Problem requirements:
In the data below, work out how many lines include the string "JSON". Only the number should be given.

START Records for this exercise

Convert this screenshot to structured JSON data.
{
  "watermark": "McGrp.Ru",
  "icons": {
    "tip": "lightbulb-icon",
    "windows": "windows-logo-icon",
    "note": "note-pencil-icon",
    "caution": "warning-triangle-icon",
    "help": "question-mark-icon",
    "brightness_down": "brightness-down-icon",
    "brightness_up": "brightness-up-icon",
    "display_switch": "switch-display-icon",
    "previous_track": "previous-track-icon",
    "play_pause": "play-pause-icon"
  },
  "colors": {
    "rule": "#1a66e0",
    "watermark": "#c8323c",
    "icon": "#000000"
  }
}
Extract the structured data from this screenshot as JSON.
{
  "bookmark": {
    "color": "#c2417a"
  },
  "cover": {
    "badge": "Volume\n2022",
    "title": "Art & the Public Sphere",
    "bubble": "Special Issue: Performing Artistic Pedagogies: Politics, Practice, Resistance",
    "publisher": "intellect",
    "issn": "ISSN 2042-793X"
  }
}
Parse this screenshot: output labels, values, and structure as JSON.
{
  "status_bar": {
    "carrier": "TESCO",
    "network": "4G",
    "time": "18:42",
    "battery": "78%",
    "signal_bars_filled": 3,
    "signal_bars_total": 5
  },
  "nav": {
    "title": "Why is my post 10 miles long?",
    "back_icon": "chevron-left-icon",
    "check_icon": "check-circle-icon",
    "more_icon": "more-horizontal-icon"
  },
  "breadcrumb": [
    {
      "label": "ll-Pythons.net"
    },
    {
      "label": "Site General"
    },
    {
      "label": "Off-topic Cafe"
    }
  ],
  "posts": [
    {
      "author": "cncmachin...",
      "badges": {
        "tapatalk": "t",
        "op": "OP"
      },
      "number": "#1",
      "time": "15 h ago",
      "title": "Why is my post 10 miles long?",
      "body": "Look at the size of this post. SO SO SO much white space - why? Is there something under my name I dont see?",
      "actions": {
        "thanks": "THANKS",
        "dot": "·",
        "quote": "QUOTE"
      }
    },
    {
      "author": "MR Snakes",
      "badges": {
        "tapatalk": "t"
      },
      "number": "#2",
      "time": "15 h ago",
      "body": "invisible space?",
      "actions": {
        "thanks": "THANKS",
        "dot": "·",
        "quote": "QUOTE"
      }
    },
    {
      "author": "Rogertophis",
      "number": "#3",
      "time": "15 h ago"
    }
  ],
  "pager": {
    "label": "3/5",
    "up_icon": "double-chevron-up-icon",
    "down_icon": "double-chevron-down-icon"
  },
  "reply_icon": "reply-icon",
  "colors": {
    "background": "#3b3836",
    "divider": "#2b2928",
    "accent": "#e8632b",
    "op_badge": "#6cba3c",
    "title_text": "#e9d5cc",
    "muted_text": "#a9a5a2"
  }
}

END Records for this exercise

Finished task:
3